1. Solve a specific case first, then generalize later.

By making a site for the specific case of running news, I set down a framework that I could generalize and expand upon. Make sure you can solve one thing well before trying to solve everything. Trying to do to much at once could, ironically, lead to not getting anything out the door at all.

2. Merging interests keeps it interesting.

One thing that fueled me to make this in my free time was the fact that it combined web development and running. The combination of two things I’m passionate about made it exciting and interesting.

3. Invent a very slightly modified wheel.

There were existing sites for viewing running news, and existing feed readers. It would’ve been easy to settle for an existing solution, but ultimately, they didn’t fulfill the exact uses I had in mind. Creating “another” feed reading site turned out to be a good learning experience, and resulted in something that exactly solves a specific need.

4. Make an itch scratcher.

As Linus Torvalds said, “Every good work of software starts by scratching a developer’s personal itch”. The hope, of course, is that the site can generalize to also benefit others by ‘scratching’ many people’s ‘itches’.

With RunFeed up and running, the next step was thinking about how the site could become more flexible, customizable, and generalized. I hope to continue with more posts about how feedlier evolved, as well as some of its technical details!

A First Post

I’m starting up a blog! About a year ago, I blogged a few times over at posterous, which has sadly gone away (along with all of the posts).

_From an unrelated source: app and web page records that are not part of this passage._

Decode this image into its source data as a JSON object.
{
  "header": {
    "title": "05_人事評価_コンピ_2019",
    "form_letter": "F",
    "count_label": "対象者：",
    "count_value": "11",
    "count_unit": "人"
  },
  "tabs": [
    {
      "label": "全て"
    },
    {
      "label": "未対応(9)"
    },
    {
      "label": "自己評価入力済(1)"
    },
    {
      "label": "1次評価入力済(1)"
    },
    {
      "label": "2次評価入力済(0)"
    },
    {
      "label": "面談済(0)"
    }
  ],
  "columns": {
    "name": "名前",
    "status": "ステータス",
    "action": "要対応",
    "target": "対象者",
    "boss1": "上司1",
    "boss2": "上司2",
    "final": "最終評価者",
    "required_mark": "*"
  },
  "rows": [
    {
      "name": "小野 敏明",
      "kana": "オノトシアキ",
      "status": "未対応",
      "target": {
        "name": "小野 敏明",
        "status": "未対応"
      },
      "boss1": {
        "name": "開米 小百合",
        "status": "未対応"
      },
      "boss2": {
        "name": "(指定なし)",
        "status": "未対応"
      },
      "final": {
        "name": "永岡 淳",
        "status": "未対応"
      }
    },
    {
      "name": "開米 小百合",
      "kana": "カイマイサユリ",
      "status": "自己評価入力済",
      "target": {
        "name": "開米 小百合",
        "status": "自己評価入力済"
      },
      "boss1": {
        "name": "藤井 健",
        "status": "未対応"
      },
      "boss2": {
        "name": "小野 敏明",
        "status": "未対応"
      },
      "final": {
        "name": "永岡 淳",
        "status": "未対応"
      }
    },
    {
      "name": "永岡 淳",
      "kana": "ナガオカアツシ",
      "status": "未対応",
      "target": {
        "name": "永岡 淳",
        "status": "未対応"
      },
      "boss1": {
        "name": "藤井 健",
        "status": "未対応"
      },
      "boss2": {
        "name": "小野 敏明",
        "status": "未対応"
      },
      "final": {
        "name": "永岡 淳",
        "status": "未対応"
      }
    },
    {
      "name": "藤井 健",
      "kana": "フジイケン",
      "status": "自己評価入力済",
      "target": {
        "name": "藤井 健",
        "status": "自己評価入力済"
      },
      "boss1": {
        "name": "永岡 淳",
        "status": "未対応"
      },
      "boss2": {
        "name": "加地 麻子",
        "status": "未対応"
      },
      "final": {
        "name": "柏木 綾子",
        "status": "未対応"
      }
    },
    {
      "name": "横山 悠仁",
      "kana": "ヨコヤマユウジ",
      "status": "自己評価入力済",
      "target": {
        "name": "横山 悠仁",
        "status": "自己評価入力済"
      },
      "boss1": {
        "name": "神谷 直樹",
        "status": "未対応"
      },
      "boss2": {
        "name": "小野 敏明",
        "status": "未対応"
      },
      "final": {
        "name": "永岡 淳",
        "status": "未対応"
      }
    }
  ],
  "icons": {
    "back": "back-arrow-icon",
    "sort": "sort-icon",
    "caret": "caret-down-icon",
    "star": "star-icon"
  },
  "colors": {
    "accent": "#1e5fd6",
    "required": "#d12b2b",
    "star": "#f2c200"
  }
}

A few observations have led me to start a blog. First, random thoughts or ideas seem to get lost in memory unless I write them down. I’ve also seen that putting ideas into words opens the opportunity for refinement and critique; things may make sense ‘in my head’, but writing an idea can reveal gaps, or invite a response. Revealing knowledge gaps is especially important when learning something new; being able to concisely articulate a new idea can be a major step in learning. Also, someone else may find it useful to read!

Well, that was wonderfully abstract: I suppose the rest of the posts will be making the above more concrete.

My first goal is to make at least two blog posts per month.